Last night at about 5:30, a car hit the one his wife, Betty, was driving. They stopped to see the damage and Judge got out of the car. As he walked around it, another car hit him.

Shortly after we moved to DeSoto in 1979, when my husband was pastor of First Baptist Church here, we met Judge. Our church was leading in a community-wide tent revival. The tent where we met each night was on the ground across from where the McDonald's restaurant is located now. These revivals were held during one week of summer for several successive years during my husband's pastorate. The dirt floor was reminiscent of the old-time revival meetings, and people crowded together to hear Southern Baptist evangelists, a different one each year.

Neighboring churches came together for the nightly services and Hillsboro Baptist, where Judge and his wife were members, was one of the churches involved in the effort. A platform was built, about two feet high, for the speaker's stand and the singers and instruments. At the end of each service, an "altar call" was given and people moved forward, knelt in the dust at the edge of platform, and prayed. Counselors were assigned to go to those people, pray with them, and help them with any decision they might want to make.

One night, during the invitation, my husband was walking around, monitoring, making sure there were counselors available for each person who came to the altar. There, in the dust at the altar, he saw a little boy, and kneeling next to him was "Judge." He was praying with a child, and leading him to salvation. He might be a servant to the people, wearing his judicial robe and sitting in a courtroom by day, but that night he was God's servant, as he knelt in the dirt and ministered to one of God's littlest ones.

This visual impression has stayed with us all these years. Judge was a man who lived his religion. People knew he was a Christian by his actions, whether in the courtroom or on the street. Judge entered into Heaven last night. No doubt he was welcomed with the open arms of God, as he heard God say, "Well, done, my good and faithful servant."

Judge, you will be missed in Jefferson County, Missouri.

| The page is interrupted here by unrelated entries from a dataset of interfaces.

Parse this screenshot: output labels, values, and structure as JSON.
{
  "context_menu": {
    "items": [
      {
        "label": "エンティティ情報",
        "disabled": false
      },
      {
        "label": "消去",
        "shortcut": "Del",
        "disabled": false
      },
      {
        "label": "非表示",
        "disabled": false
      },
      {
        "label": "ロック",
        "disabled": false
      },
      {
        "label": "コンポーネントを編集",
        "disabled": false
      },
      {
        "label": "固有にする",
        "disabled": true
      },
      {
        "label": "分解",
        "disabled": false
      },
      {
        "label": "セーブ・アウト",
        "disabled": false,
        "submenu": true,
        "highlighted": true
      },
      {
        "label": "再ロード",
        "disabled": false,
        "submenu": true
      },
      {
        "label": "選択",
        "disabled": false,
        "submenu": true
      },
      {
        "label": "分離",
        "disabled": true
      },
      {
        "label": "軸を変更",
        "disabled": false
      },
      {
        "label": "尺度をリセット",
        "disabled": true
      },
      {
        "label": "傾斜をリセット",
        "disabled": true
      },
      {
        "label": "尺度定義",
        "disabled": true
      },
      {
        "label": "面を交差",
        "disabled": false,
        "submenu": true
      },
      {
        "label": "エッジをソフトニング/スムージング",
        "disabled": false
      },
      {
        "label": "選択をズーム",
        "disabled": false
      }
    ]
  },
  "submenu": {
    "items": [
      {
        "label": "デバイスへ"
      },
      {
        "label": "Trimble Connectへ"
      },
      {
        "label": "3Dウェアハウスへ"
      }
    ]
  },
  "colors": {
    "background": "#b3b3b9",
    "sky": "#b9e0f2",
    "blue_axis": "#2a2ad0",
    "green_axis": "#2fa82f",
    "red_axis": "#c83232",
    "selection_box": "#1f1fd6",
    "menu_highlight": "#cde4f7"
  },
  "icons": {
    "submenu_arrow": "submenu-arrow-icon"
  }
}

Wednesday, January 2, 2013

A New Beginning--2013

It has been a long time since I have posted on here. I took a vacation, I guess. We went to Texas to see a new great-grandchild and a grandson home from the Navy, then both my husband and I got sick and are still recuperating. But time didn't wait on us. The New Year has come and we are in it, ready or not.

As Genesis 8:22 says, "As long as the earth endures, seedtime and harvest, cold and heat, summer and winter, day and night, will never cease." Time marches on. No matter what we may do to try to slow it down or speed it up, it continues at its own steadfast pace.

I think I've given up on trying to make and keep New Years' Resolutions. I remember as a child wishing to change something in my life, and every January 1, I would resolve to do it, but it happened in its own time, not because of my efforts. Then I remember times as a young mother, my New Years' Resolution would be to lose a few pounds, or to exercise more, and it seemed that I never managed to do those things with any regularity, either.

New Years' Resolutions encourage us to try harder, to do better, or to fulfill a goal, but most people laughingly tell about how they did NOT keep their resolutions. So I think I'll just stop making them. Publicly, at least.

Our Youth pastor preached Sunday morning from the book of Ephesians. His sermon title was "Learning How to Walk." That's what I want to do, to walk (or live) so that people will know I am a Christian. I want there to be no discrepancy between my inner self and my outer presentation to the world.  Gene made a comment Sunday that stuck with me: "Whatever you fill your life with controls you." So I'm concentrating on determining what fills my life and desiring it to be God's way and God's will.

I noticed a comment on Facebook. The lady said, "This year I want to read facebook less and my Bible more." I know one thing about that, if I read the Bible more, I will see Jesus' face, rather than the faces of friends on the computer. Therefore, while you may be deciding whether to lose weight, exercise more, spend more time with family, learn something new and exciting, or even to fall in love this year, let me encourage you to just lean on Jesus more.

Don't waste a moment. Walk wisely.